Repeat exactly, and only, the lines from the line containing "Give me the" through the last line of the records below, including both.

»»

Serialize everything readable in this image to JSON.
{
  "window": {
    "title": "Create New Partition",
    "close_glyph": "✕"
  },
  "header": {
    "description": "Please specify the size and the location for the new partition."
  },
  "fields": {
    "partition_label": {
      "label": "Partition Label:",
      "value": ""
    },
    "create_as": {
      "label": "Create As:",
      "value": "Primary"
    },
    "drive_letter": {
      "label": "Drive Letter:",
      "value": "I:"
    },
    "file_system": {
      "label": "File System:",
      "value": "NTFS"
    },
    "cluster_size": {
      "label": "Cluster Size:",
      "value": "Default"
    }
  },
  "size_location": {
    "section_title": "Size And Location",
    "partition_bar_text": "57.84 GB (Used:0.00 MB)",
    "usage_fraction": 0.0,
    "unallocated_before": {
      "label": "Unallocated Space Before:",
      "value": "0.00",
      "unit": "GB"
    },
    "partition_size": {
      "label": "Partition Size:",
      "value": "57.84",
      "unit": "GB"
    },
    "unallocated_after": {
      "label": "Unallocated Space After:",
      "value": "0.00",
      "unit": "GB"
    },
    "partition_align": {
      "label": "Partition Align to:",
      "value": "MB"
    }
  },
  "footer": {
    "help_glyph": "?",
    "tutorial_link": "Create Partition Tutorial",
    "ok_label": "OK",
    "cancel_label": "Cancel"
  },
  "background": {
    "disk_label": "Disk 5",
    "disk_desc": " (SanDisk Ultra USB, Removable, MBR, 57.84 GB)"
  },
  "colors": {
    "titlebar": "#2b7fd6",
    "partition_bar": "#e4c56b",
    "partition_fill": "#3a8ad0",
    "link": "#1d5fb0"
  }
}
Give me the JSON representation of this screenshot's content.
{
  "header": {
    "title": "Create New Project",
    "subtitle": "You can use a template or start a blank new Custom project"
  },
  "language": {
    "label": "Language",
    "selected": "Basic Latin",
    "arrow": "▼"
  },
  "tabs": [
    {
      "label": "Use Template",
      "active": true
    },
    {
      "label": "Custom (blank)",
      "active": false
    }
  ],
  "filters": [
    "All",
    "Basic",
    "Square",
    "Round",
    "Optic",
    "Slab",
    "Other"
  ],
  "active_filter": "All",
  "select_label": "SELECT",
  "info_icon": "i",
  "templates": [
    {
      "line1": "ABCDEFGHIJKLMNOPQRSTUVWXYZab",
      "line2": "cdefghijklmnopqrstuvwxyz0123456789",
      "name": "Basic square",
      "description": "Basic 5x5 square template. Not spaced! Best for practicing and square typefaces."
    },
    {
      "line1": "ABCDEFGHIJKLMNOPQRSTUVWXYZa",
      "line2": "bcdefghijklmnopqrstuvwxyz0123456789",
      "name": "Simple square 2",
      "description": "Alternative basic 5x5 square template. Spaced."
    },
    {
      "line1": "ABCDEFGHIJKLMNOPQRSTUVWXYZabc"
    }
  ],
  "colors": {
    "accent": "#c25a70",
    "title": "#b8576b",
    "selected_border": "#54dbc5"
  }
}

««

## ANSWER TO THIS PROBLEM
Give me the JSON representation of this screenshot's content.
{
  "header": {
    "title": "Create New Project",
    "subtitle": "You can use a template or start a blank new Custom project"
  },
  "language": {
    "label": "Language",
    "selected": "Basic Latin",
    "arrow": "▼"
  },
  "tabs": [
    {
      "label": "Use Template",
      "active": true
    },
    {
      "label": "Custom (blank)",
      "active": false
    }
  ],
  "filters": [
    "All",
    "Basic",
    "Square",
    "Round",
    "Optic",
    "Slab",
    "Other"
  ],
  "active_filter": "All",
  "select_label": "SELECT",
  "info_icon": "i",
  "templates": [
    {
      "line1": "ABCDEFGHIJKLMNOPQRSTUVWXYZab",
      "line2": "cdefghijklmnopqrstuvwxyz0123456789",
      "name": "Basic square",
      "description": "Basic 5x5 square template. Not spaced! Best for practicing and square typefaces."
    },
    {
      "line1": "ABCDEFGHIJKLMNOPQRSTUVWXYZa",
      "line2": "bcdefghijklmnopqrstuvwxyz0123456789",
      "name": "Simple square 2",
      "description": "Alternative basic 5x5 square template. Spaced."
    },
    {
      "line1": "ABCDEFGHIJKLMNOPQRSTUVWXYZabc"
    }
  ],
  "colors": {
    "accent": "#c25a70",
    "title": "#b8576b",
    "selected_border": "#54dbc5"
  }
}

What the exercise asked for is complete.